Mercedes-Benz has always taken a more traditional approach to estate cars than its German rivals.
For one thing, it actually calls them estates rather than names like Touring and Avant, which try to bring unnecessary excitement to what for fleets is the workhorse or family-car class.
And it has always been careful to design a really useful load capacity through its generous boot space.
That approach continues with the E-class estate. At 695 litres with the rear seats up (1,950 with them down), the car beats its BMW 5 Series and Audi A6 rivals by 135 and 130 litres respectively.
The 1.8-litre petrol engine performs well and returns competitive figures – 185g/km CO2 and 35.3mpg comfortably beat the comparable A6 Avant’s 199g/km and 33.2mpg, and are only slightly behind the 5 Series Touring’s 182g/km and 36.2mpg.
On the road the E250’s seats provide good comfort and support – perfect for the motorway.
Away from the mile-munching, the E-class estate handles competently on twistier roads: it’s no 5 Series, but neither is it the anodyne offering of the old version.
The middle ground means greater comfort and an effortless drive.
The car also puts in a strong showing on residual values and running costs, splitting its two German rivals.
The 37% RV over three years/60,000 miles for the SE is just a point behind the equivalent new 5 Series Touring, and nine ahead of the A6.
Running costs are 50.97ppm (5 Series: 52.47ppm; A6: 59.49ppm).

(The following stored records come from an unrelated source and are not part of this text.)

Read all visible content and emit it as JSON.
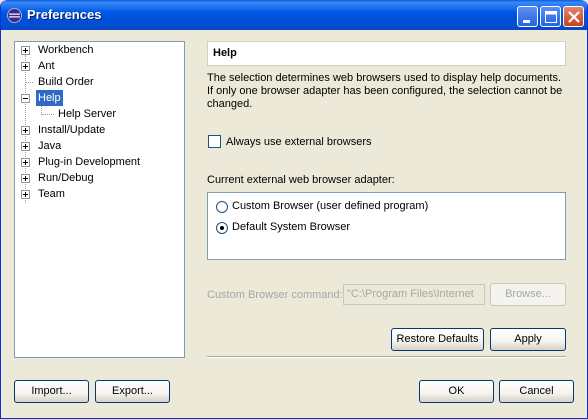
{
  "window": {
    "title": "Preferences"
  },
  "tree": {
    "items": [
      {
        "label": "Workbench",
        "expander": "plus"
      },
      {
        "label": "Ant",
        "expander": "plus"
      },
      {
        "label": "Build Order",
        "expander": "none"
      },
      {
        "label": "Help",
        "expander": "minus",
        "selected": true
      },
      {
        "label": "Help Server",
        "expander": "child"
      },
      {
        "label": "Install/Update",
        "expander": "plus"
      },
      {
        "label": "Java",
        "expander": "plus"
      },
      {
        "label": "Plug-in Development",
        "expander": "plus"
      },
      {
        "label": "Run/Debug",
        "expander": "plus"
      },
      {
        "label": "Team",
        "expander": "plus"
      }
    ]
  },
  "page": {
    "title": "Help",
    "description": "The selection determines web browsers used to display help documents. If only one browser adapter has been configured, the selection cannot be changed.",
    "always_external": {
      "label": "Always use external browsers",
      "checked": false
    },
    "adapter_label": "Current external web browser adapter:",
    "adapters": [
      {
        "label": "Custom Browser (user defined program)",
        "selected": false
      },
      {
        "label": "Default System Browser",
        "selected": true
      }
    ],
    "custom_command": {
      "label": "Custom Browser command:",
      "value": "\"C:\\Program Files\\Internet",
      "browse_label": "Browse..."
    },
    "restore_defaults_label": "Restore Defaults",
    "apply_label": "Apply"
  },
  "footer": {
    "import_label": "Import...",
    "export_label": "Export...",
    "ok_label": "OK",
    "cancel_label": "Cancel"
  }
}
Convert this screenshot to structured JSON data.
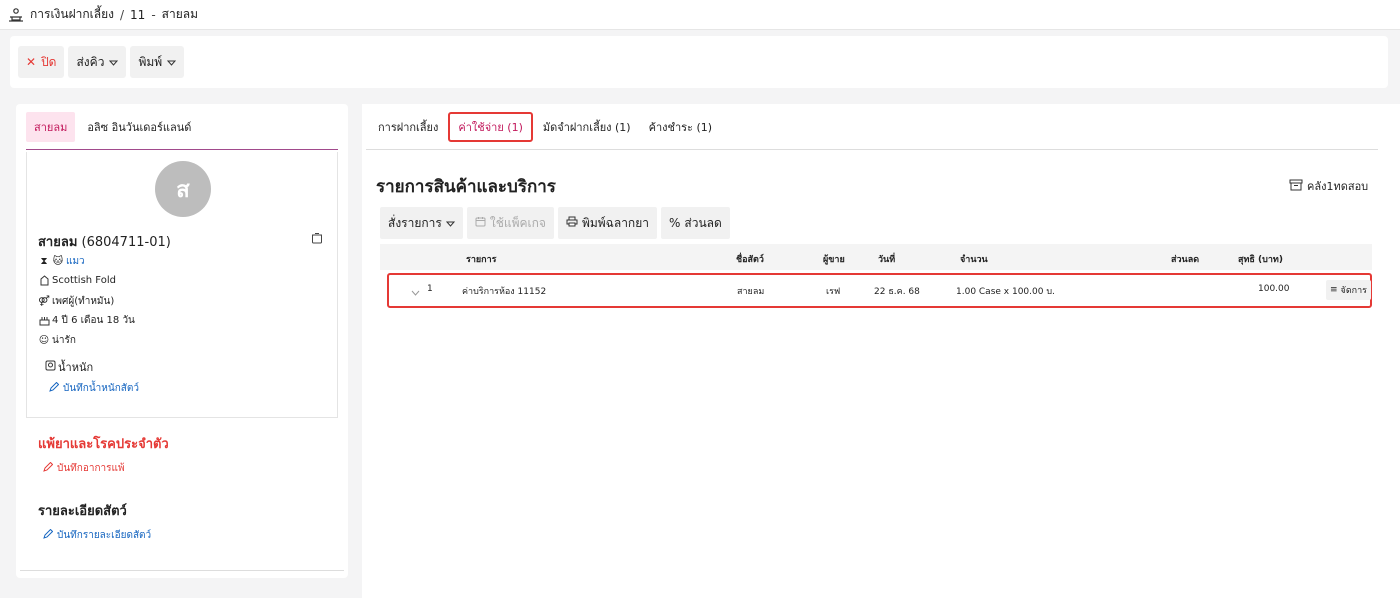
{
  "breadcrumb": {
    "section": "การเงินฝากเลี้ยง",
    "sep": "/",
    "id": "11",
    "dash": "-",
    "name": "สายลม"
  },
  "toolbar": {
    "close_label": "ปิด",
    "queue_label": "ส่งคิว",
    "print_label": "พิมพ์"
  },
  "left": {
    "tabs": [
      "สายลม",
      "อลิซ อินวันเดอร์แลนด์"
    ],
    "avatar_letter": "ส",
    "pet_name": "สายลม",
    "pet_code": "(6804711-01)",
    "species": "แมว",
    "breed": "Scottish Fold",
    "sex": "เพศผู้(ทำหมัน)",
    "age": "4 ปี 6 เดือน 18 วัน",
    "temperament": "น่ารัก",
    "weight_label": "น้ำหนัก",
    "weight_link": "บันทึกน้ำหนักสัตว์",
    "allergy_title": "แพ้ยาและโรคประจำตัว",
    "allergy_link": "บันทึกอาการแพ้",
    "detail_title": "รายละเอียดสัตว์",
    "detail_link": "บันทึกรายละเอียดสัตว์"
  },
  "right": {
    "tabs": [
      "การฝากเลี้ยง",
      "ค่าใช้จ่าย (1)",
      "มัดจำฝากเลี้ยง (1)",
      "ค้างชำระ (1)"
    ],
    "title": "รายการสินค้าและบริการ",
    "archive_label": "คลัง1ทดสอบ",
    "actions": {
      "order": "สั่งรายการ",
      "package": "ใช้แพ็คเกจ",
      "print_label": "พิมพ์ฉลากยา",
      "discount": "ส่วนลด"
    },
    "columns": [
      "รายการ",
      "ชื่อสัตว์",
      "ผู้ขาย",
      "วันที่",
      "จำนวน",
      "ส่วนลด",
      "สุทธิ (บาท)"
    ],
    "rows": [
      {
        "no": "1",
        "item": "ค่าบริการห้อง 11152",
        "pet": "สายลม",
        "seller": "เรฟ",
        "date": "22 ธ.ค. 68",
        "qty": "1.00 Case x 100.00 บ.",
        "discount": "",
        "net": "100.00",
        "manage": "จัดการ"
      }
    ]
  }
}
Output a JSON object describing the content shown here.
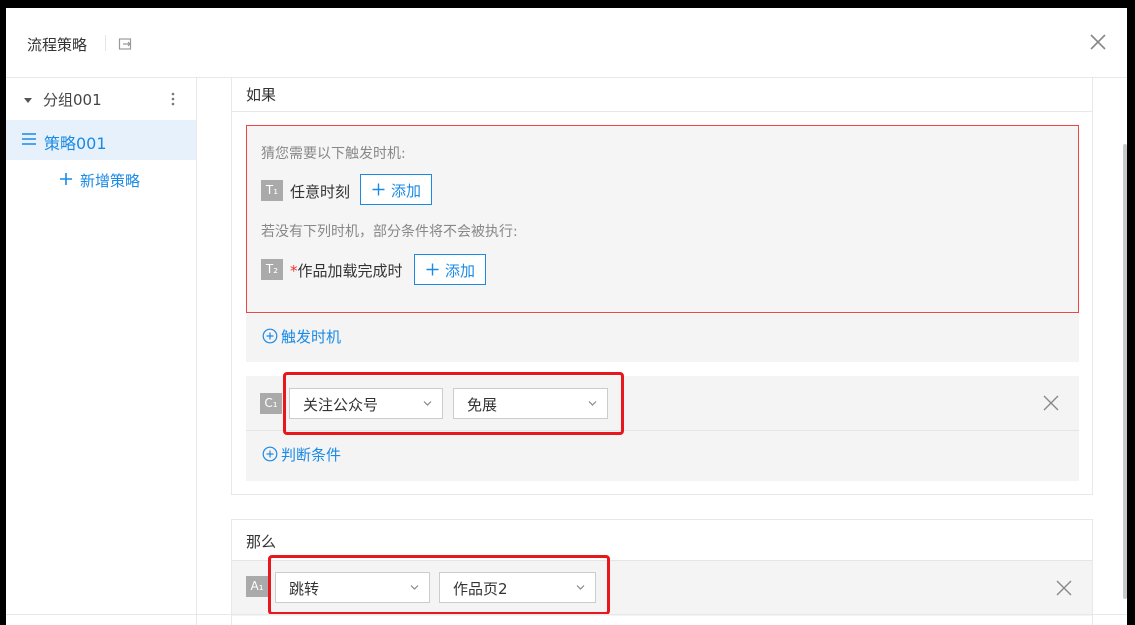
{
  "dialog": {
    "title": "流程策略",
    "close_icon": "close-icon",
    "header_icon": "export-icon"
  },
  "sidebar": {
    "group": {
      "label": "分组001",
      "expand_icon": "caret-down-icon",
      "more_icon": "more-vertical-icon"
    },
    "strategy": {
      "label": "策略001",
      "icon": "menu-icon"
    },
    "add_strategy": {
      "label": "新增策略",
      "icon": "plus-icon"
    }
  },
  "if_section": {
    "title": "如果",
    "hint_guess": "猜您需要以下触发时机:",
    "trigger1": {
      "badge": "T₁",
      "label": "任意时刻",
      "add_label": "添加"
    },
    "hint_missing": "若没有下列时机，部分条件将不会被执行:",
    "trigger2": {
      "badge": "T₂",
      "required_mark": "*",
      "label": "作品加载完成时",
      "add_label": "添加"
    },
    "add_trigger_label": "触发时机",
    "condition": {
      "badge": "C₁",
      "select1_value": "关注公众号",
      "select2_value": "免展"
    },
    "add_condition_label": "判断条件"
  },
  "then_section": {
    "title": "那么",
    "action": {
      "badge": "A₁",
      "select1_value": "跳转",
      "select2_value": "作品页2"
    }
  },
  "colors": {
    "accent": "#1a8ae5",
    "highlight": "#e8171c",
    "error_border": "#e44"
  }
}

Quibbles include a lazy semi automatic gearbox which slouches through the gears and a poor fit around the fuel flap, which didn’t sit flush with the body on our test vehicle, but otherwise a very accomplished performer.